Jamie Duffy | The Journal Gazette Don Thang shakes the hand of her husband, Hau Thang, after he is sworn in as a Fort Wayne police officer. He is one of the first two Burmese officers to be sworn in by the department.
Jamie Duffy | The Journal Gazette Elliott McGill gets some help Thursday from his mother, Chelsea McGill, as he pins the badge on the uniform of his father, Matthew McGill, at the 63rd recruit class graduation ceremony.
Jamie Duffy | The Journal Gazette Lexie Fretz pins the badge on husband Joshua Fretz at the 63rd Recruit Class Graduation Ceremony on Thursday.
Jamie Duffy | The Journal Gazette New police officer Stephanie Reid gets a hug from her boyfriend, Jason Durnell, once he pinned on her badge at the 63rd Recruit Class Graduation Ceremony for the Fort Wayne Police Department.
Friday, June 29, 2018 1:00 am
2 Burmese officers join city police force, a first
JAMIE DUFFY | The Journal Gazette
The Fort Wayne Police Department swore in two Burmese recruits for the first time at its 63rd recruit class graduation ceremony Thursday.
The ceremony held at IPFW's Rhinehart Music Hall attracted more than 200 law enforcement, family and friends to welcome the 21 recruits.
The number of Fort Wayne police officers now stands at 473, the target number of officers the department needs, according to Chief Steve Reed.
Although Reed and Assistant Chief Karl Niblick couldn't say whether the class was the most diverse demographically, they agreed the class represents a number of Fort Wayne communities.
Capt. Scott W. Berning said in addition to the two Burmese men, recruits included one black female police officer, three who speak Spanish and two white female officers.
Berning and other speakers – Mayor Tom Henry and Paul Whitesell, the executive director of the Indiana Law Enforcement Academy – spoke about the grueling training the officers have undergone since early February.
In the end, the class scored an overall test score of 92.58 percent, slightly higher than last year's class of 26 new officers, who scored an overall 92 percent, Berning said.
Besides academics, each recruit had to be able to do 50 situps in one minute, 45 pushups in one minute, jump vertically 20 inches or higher, run the 300-meter dash in 50 seconds or less and run 11/2 miles in 111/2 minutes or less.

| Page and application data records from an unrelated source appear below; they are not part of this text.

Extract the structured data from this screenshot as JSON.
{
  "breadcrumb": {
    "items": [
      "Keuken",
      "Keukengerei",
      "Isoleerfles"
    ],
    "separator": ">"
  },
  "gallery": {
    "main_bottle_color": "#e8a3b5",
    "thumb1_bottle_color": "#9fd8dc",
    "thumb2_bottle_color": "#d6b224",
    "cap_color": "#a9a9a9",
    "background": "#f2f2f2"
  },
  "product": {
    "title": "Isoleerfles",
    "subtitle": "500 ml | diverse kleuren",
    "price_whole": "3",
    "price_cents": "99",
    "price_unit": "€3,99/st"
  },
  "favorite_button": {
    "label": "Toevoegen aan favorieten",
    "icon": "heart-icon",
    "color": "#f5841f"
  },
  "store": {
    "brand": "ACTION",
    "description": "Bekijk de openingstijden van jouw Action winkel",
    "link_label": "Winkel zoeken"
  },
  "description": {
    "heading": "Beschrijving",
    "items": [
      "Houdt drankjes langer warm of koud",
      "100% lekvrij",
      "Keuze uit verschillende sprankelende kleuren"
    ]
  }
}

The academic award went to Drew Wheeler, whose overall test score average was 95.9 percent. Michael Diaz was awarded the Top Gun Award; Anthony Krock set recruit records in pushups and the 11/2-mile run and received the Physical Fitness Award; and Kaitlyn Thomas set a female recruit record for 80 pushups in one minute, Berning said.
Don Thang, wife of Burmese recruit Hau L. Thang, brought her three young children to the ceremony and took 4-year-old Zoen Spurgeon Thang and infant Thangkhawn Macarthur Thang on stage to pin her husband's new police badge onto his uniform. Their sister Niangit Kim was too shy to go up on stage.
Hau Thang was surrounded by family after the ceremony. His family came directly from Myanmar, whereas his wife came from a refugee camp in Malaysia, they said.
“I was happy for him,” Don Thang said. “Whatever he wants to do.”
Stephanie Reid, a 23-year-old Snider High School graduate, was pinned by her boyfriend, Jason Durnell.
“It's what I always wanted to do when I was little,” said Reid, who will finish her criminal justice degree at Purdue Fort Wayne.
She may be getting married soon, too. “I'm probably going to propose soon,” Durnell said. “We've been looking at rings.”
During the ceremony, the recruits sat motionless, legs apart with their hands on their knees.
“You're asked to put your life in front of others,” Reed told them. “And for that, we're always in gratitude.”